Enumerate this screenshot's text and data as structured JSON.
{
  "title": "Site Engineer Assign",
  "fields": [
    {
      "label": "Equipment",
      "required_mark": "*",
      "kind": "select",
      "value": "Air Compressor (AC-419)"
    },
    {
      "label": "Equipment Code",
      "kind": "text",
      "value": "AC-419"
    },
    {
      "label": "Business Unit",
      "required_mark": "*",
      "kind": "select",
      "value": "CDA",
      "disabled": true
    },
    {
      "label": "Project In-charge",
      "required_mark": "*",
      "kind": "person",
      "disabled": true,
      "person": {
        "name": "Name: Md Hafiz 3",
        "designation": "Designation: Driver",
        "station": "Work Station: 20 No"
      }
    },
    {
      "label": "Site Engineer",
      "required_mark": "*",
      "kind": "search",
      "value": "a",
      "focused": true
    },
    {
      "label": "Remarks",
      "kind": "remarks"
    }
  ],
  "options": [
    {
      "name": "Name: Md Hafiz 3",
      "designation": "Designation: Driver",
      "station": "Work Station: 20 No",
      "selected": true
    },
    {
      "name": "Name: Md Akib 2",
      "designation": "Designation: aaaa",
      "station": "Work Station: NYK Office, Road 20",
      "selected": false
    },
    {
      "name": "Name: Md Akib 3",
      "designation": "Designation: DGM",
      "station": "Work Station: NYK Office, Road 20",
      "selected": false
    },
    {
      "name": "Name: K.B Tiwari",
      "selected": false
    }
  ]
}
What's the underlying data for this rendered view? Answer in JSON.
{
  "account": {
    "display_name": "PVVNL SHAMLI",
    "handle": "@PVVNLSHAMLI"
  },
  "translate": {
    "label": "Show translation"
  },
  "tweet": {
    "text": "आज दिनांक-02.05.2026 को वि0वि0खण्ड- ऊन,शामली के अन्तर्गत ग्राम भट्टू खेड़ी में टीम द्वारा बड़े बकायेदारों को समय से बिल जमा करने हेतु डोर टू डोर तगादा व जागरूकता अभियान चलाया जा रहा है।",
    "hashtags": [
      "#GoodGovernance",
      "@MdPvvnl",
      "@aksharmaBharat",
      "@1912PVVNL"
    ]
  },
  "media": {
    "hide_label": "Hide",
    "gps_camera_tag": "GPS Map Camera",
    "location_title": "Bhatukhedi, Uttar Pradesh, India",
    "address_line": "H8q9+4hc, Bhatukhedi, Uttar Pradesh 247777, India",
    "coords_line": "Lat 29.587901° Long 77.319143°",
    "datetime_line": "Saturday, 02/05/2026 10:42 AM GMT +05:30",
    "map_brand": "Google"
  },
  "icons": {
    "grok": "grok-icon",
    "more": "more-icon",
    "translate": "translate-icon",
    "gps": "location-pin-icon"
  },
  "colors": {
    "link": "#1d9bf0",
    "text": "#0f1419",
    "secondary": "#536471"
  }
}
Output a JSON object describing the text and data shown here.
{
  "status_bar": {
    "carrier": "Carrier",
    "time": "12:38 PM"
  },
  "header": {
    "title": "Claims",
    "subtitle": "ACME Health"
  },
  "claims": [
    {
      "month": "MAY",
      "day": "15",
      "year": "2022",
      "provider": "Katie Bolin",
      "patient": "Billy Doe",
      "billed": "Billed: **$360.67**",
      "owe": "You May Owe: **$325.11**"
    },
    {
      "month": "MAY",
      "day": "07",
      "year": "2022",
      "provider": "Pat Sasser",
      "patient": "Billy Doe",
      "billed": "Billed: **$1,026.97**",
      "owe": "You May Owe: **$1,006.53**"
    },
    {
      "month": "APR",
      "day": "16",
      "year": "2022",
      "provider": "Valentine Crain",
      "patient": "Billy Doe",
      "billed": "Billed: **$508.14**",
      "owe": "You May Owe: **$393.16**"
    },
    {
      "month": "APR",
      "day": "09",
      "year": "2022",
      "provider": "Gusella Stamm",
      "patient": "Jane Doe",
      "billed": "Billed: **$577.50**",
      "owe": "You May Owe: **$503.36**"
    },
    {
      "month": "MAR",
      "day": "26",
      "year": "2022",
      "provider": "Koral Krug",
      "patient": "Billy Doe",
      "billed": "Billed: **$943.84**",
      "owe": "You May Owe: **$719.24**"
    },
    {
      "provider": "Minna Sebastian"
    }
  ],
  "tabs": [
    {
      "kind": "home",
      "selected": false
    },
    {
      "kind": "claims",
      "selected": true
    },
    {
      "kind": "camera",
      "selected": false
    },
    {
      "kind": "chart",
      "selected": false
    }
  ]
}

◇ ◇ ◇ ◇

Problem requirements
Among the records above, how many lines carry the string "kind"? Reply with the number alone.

Task response
10